MADRID (AP) — Politicians and experts met in Madrid on Friday to discuss ways to tackle drought and the increasing spread of deserts across the globe.

“The consequences of drought can affect up to three quarters of humanity by 2050. There is nowhere to hide if we are unable or unwilling to avert the severe alterations we are inflicting on the planet,” Ibrahim Thiaw, executive secretary of the U.N. Convention to Combat Desertification, or UNCCD, said at the opening of the meeting.

“Let us be prepared to confront the new reality,” he added.

The half-day meeting is being held to mark the United Nations’ World Day to Combat Desertification and Drought.

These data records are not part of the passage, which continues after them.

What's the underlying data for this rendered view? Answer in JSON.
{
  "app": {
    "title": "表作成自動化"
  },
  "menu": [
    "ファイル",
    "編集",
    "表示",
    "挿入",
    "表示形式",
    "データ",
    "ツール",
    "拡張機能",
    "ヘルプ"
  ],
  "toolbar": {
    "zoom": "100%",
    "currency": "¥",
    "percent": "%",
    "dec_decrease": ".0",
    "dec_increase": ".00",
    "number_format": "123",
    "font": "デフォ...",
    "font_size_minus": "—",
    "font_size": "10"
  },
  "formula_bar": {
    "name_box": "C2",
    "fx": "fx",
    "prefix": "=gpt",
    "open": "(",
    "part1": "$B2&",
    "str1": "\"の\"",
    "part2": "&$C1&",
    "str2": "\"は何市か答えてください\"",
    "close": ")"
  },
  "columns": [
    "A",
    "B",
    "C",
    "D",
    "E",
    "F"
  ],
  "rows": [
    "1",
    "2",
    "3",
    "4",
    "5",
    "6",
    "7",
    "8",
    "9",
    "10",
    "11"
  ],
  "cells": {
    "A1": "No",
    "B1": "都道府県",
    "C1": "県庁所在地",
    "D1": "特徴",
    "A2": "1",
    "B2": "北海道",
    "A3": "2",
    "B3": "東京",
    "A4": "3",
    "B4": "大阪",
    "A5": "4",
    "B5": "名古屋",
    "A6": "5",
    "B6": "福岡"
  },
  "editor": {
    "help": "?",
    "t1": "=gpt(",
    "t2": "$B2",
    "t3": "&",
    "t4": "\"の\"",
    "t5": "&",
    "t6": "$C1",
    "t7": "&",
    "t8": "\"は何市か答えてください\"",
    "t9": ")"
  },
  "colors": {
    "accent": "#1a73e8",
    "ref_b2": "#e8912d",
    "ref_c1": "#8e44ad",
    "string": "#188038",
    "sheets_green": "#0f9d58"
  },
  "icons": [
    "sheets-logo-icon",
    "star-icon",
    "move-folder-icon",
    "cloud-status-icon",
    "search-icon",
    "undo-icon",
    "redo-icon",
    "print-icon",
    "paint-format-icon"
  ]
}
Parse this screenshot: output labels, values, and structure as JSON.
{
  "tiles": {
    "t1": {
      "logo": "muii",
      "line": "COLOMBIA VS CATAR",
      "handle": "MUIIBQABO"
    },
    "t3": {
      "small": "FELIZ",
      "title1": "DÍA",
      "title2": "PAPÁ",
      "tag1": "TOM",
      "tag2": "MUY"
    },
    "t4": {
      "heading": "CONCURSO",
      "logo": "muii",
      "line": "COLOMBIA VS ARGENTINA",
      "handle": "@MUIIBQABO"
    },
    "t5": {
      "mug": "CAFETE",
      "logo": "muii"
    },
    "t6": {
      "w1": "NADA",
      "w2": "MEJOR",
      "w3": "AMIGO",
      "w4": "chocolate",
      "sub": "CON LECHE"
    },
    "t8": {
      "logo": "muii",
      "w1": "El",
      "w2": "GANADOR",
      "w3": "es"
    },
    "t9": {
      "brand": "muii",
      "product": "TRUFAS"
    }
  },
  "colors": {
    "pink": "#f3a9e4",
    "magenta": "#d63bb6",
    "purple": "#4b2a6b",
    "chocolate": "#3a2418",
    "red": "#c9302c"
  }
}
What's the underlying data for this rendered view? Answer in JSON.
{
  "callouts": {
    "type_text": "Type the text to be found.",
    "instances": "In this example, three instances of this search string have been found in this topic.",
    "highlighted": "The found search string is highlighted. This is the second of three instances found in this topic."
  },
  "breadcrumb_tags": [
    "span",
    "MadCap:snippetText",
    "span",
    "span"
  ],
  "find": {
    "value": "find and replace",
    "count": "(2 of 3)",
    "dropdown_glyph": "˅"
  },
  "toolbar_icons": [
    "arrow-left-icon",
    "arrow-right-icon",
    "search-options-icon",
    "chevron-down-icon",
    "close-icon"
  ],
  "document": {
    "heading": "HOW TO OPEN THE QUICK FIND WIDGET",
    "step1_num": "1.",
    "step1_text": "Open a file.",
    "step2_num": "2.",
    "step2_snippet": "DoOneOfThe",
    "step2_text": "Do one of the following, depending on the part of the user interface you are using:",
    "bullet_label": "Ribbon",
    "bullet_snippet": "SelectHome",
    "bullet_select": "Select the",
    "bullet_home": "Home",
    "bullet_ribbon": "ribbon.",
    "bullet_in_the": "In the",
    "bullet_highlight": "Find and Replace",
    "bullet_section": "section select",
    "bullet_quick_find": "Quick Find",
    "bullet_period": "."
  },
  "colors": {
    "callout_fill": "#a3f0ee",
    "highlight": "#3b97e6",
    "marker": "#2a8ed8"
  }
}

Thiaw said half the world population was expected to face severe water scarcity in the next eight years, adding that that could lead to as many as 700 million people — or about 10% of the world’s population — being at risk of being displaced during that period.

The meeting brought together numerous experts, including Kenya’s Patricia Kombo, founder of the PaTree Initiative to help Kenya achieve 10% forest cover by getting students to plant trees.

“I know majority of you have never come across drought,” said Kombo. “But I would like to tell you how drought feels like. Clean and safe drinking water is like a diamond. Three meals a day is a dream.”

She said communities had turned to violence because of the lack of food and water.

“You are fighting for the only available resources,” she said. “We are fighting for water.”

Spanish Prime Minister Pedro Sánchez spoke at the meeting and U.N. Secretary General António Guterres was to make an address by video.

The UNCCD says that between 1900 and 2019, droughts have impacted 2.7 billion people in the world, and caused 11.7 million deaths.

Spain’s Ecological Transition ministry says 75% of Spanish land is vulnerable to desertification and this is increasing.

The meeting comes as Spain is suffering an unusually early heat wave that has helped fuel wildfires across the country.

The focus of the meeting will be on encouraging early action to prevent disastrous outcomes.